Jamie Dimon, JPMorgan’s chairman and chief executive, recently told Wall Street analysts that the outlook for prime mortgages was “terrible” and the rate of delinquencies could double or treble from current levels of about 4 per cent.

JPMorgan suffered a $104m loss on its $47bn worth of prime mortgages in the second quarter, more than double its first-quarter loss, and warned that losses on prime mortgages could reach up to $300m a quarter next year.

JPMorgan has already tightened lending standards for prime borrowers – reducing the size and the volume of these mortgages – especially in areas, such as California, where home prices have been falling sharply.

At American Express, which has traditionally focused on high-spending consumers, second-quarter earnings were down 37 per cent year-over-year.
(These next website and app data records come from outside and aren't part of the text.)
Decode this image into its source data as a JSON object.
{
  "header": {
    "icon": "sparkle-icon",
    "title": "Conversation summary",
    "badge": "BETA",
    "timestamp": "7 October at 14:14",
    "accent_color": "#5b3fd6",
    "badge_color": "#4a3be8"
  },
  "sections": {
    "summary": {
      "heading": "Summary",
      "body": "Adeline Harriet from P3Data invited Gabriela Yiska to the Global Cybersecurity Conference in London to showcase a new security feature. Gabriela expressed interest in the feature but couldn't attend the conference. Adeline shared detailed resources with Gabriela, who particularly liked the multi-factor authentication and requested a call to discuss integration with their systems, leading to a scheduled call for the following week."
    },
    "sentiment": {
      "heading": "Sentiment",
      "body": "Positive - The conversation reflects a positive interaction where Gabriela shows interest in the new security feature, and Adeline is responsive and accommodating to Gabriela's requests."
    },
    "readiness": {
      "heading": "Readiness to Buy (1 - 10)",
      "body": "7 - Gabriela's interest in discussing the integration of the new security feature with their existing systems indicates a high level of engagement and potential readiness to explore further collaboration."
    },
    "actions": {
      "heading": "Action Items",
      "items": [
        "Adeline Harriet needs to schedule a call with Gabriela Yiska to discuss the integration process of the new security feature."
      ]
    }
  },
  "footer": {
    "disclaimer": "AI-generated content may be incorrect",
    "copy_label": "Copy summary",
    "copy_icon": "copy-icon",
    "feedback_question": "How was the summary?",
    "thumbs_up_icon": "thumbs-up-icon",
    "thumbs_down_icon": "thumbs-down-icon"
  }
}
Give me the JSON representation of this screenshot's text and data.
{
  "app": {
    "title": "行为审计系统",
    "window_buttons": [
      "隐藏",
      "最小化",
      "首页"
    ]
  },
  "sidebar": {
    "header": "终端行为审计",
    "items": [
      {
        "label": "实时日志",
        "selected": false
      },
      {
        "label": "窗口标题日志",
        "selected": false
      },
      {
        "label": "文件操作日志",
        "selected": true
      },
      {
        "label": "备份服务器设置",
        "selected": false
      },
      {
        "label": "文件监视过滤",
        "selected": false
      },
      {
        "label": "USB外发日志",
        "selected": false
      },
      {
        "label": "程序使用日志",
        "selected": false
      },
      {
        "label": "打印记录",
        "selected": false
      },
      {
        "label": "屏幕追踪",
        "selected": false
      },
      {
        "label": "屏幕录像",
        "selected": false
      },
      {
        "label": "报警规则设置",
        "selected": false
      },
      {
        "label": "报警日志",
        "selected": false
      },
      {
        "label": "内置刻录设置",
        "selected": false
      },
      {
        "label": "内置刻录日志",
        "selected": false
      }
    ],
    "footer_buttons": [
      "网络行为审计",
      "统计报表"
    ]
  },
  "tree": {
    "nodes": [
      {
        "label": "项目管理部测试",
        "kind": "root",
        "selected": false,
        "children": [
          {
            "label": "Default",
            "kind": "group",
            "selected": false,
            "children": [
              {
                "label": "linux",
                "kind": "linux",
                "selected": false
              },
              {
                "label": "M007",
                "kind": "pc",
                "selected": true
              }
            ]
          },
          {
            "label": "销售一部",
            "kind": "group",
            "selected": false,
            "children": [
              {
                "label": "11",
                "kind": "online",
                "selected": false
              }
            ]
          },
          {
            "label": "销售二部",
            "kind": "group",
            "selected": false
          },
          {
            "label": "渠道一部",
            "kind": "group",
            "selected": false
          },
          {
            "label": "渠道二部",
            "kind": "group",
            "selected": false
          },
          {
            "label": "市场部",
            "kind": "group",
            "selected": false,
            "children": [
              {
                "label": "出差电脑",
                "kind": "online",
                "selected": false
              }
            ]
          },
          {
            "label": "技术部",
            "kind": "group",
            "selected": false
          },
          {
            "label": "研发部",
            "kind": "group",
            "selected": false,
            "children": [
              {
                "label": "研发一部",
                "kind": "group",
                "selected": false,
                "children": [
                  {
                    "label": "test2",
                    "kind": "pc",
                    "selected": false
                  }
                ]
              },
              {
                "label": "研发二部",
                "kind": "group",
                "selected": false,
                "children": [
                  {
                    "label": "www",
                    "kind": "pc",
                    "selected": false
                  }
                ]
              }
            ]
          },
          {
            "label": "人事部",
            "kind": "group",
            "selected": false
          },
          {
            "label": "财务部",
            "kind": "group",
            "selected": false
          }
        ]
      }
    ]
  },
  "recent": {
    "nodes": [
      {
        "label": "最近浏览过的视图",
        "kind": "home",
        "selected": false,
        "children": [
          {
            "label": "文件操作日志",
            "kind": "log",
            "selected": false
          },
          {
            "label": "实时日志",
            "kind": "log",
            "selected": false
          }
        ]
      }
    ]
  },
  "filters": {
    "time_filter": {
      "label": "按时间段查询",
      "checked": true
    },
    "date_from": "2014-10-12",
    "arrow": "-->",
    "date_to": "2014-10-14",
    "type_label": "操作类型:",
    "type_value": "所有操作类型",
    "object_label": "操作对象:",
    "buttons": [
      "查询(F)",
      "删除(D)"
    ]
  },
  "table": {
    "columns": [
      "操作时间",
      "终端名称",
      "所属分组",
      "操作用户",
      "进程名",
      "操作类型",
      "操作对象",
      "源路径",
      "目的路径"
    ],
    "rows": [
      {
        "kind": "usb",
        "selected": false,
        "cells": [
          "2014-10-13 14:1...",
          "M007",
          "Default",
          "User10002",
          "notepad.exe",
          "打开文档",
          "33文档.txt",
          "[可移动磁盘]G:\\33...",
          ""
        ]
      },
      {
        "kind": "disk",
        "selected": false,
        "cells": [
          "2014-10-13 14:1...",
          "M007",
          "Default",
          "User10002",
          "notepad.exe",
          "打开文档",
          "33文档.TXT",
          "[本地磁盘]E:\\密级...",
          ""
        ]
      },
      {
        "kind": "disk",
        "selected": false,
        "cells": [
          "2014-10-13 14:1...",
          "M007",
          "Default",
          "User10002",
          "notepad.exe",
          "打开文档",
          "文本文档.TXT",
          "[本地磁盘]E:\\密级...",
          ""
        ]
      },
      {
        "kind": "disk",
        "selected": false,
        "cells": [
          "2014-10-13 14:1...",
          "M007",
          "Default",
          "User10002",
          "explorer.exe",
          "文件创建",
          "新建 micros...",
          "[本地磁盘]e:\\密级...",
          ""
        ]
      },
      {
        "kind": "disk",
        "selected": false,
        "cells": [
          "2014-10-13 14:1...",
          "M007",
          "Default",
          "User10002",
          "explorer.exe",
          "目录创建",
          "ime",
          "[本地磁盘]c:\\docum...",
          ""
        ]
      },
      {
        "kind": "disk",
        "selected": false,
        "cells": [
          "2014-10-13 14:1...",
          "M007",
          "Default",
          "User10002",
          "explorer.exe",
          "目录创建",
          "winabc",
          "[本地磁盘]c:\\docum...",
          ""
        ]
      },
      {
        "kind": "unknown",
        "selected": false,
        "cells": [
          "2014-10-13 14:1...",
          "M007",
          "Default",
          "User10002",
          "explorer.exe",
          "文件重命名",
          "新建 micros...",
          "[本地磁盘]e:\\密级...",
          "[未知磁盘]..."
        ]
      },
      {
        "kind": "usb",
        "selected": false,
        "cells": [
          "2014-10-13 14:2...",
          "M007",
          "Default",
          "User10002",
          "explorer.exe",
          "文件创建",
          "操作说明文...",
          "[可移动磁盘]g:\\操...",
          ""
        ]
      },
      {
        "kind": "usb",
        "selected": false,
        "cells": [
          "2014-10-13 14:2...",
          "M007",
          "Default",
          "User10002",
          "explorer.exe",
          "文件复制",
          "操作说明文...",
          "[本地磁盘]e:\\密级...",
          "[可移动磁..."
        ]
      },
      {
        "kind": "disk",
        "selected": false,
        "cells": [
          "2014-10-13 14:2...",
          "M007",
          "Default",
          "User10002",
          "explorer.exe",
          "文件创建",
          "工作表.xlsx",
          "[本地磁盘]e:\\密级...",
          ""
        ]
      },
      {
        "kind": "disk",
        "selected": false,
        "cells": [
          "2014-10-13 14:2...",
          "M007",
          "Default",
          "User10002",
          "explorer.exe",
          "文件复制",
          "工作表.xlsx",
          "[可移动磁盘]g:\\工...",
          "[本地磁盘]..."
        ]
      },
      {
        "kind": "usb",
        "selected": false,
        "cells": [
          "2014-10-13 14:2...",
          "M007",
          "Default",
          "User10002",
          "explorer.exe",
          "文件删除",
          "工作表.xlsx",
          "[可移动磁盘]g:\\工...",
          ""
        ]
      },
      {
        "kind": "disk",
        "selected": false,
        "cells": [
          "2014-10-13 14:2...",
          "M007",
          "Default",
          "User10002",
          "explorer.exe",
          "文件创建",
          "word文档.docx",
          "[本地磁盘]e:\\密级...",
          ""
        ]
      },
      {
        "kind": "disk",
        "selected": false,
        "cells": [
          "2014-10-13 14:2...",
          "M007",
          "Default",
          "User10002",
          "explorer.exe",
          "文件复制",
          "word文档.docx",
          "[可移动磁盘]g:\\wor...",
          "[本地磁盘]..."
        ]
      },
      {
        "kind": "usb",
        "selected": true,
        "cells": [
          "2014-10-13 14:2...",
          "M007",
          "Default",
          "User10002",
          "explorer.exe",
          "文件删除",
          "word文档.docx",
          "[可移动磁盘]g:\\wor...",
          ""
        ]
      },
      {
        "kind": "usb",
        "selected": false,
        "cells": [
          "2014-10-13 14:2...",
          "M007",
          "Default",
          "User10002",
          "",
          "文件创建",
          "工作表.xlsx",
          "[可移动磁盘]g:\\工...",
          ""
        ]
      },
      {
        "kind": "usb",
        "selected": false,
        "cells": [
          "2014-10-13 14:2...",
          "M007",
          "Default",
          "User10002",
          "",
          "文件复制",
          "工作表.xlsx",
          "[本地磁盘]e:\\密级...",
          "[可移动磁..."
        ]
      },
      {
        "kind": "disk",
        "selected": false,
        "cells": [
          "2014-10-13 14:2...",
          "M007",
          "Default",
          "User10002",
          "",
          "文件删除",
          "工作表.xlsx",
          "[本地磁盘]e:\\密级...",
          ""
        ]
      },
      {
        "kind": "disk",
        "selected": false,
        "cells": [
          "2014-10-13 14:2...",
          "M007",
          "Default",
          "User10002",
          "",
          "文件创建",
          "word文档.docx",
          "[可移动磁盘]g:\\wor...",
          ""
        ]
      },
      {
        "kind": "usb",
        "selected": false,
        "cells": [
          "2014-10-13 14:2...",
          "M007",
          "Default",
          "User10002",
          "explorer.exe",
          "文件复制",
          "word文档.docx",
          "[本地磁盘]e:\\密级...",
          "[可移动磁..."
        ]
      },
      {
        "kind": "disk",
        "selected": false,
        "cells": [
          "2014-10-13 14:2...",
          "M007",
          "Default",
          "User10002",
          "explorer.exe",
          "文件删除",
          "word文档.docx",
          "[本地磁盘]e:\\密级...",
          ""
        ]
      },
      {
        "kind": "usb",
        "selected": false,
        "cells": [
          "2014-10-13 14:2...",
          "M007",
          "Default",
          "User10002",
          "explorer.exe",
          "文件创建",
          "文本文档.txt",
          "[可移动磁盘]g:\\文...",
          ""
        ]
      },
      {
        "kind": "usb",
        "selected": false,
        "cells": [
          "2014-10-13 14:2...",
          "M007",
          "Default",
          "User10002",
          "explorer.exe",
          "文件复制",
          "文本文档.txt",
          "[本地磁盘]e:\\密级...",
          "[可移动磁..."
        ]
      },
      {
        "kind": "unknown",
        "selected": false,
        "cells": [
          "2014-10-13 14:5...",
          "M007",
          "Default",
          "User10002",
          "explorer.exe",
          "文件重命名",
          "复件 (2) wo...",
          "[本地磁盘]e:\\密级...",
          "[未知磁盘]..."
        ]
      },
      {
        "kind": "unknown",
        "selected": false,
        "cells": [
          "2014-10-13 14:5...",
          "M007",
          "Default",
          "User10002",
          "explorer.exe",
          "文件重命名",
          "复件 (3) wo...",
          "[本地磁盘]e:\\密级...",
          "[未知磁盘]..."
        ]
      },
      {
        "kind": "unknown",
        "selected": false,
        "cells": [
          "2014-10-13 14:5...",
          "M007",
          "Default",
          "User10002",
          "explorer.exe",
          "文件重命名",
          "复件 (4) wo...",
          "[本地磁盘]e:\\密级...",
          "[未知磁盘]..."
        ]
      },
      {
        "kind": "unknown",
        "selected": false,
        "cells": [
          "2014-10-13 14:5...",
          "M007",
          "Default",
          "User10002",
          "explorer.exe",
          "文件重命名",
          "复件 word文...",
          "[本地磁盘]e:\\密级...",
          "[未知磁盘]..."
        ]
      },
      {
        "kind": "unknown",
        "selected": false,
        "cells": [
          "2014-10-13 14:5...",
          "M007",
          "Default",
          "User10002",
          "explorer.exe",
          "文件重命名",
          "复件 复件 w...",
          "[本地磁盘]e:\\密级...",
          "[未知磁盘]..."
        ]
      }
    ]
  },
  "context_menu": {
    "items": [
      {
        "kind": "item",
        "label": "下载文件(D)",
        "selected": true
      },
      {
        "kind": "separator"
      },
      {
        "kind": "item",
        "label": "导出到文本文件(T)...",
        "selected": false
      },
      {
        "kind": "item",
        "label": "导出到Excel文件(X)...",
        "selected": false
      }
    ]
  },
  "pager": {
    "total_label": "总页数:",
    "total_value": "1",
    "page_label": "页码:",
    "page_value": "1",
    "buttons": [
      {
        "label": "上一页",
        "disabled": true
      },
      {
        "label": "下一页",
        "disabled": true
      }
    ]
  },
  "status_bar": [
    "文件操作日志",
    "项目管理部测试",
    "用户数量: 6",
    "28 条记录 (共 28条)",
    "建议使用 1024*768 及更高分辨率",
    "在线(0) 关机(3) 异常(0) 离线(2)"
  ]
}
Kenneth Chenault, chairman and chief executive, said the company’s most affluent card-holders were feeling the pinch.

“The scope of the economic fall-out was evident even among our longer-term, superprime card members,” he said.

American Express and other card issuers are responding to this deterioration by cutting back on credit lines, and scaling back on new card issuance in the most vulnerable areas.

Bush urged to act now to save homes

By Stephanie Kirchgaessner
July 28 2008 03:00

Democrats have called on the White House to quickly enact the housing legislation passed by the US Senate over the weekend.

The call came after an administration official signalled that it could take as long as a year to implement regulations meant to help some 400,000 homeowners facing possible foreclosures.

Christopher Dodd, the Democratic chairman of the Senate banking committee, called for a meeting on Tuesday with Hank Paulson, the Treasury secretary, the Federal Reserve board and the heads of the Federal Deposit Insurance Corporation and the department of Housing and Urban Development, to ensure the bill is quickly enacted. “The idea that HUD is just sort of getting together talking about possibly a year before we’d offer any relief for homeowners is totally unacceptable,” Mr Dodd said.

President George W. Bush is expected to sign the housing legislation into law early this week after it passed the Senate by a 72-13 majority in a rare Saturday vote.

The legislation, which Mr Dodd called “the most important piece of housing legislation in a generation” includes provisions to prop up the government-sponsored mortgage companies Fannie Mae and Freddie Mac – giving the Treasury the power, if necessary, to inject capital into them – and creates a new regulator for the troubled lenders.

The bill will allow the government to guarantee up to $300bn in mortgages refinanced at more affordable rates through the Federal Housing Administration, the housing insurer for low income Americans.

However, some critics say that the refinancing plan might falter if lenders decide not to participate and the eligibility criteria for borrowers is too strict.

No comments: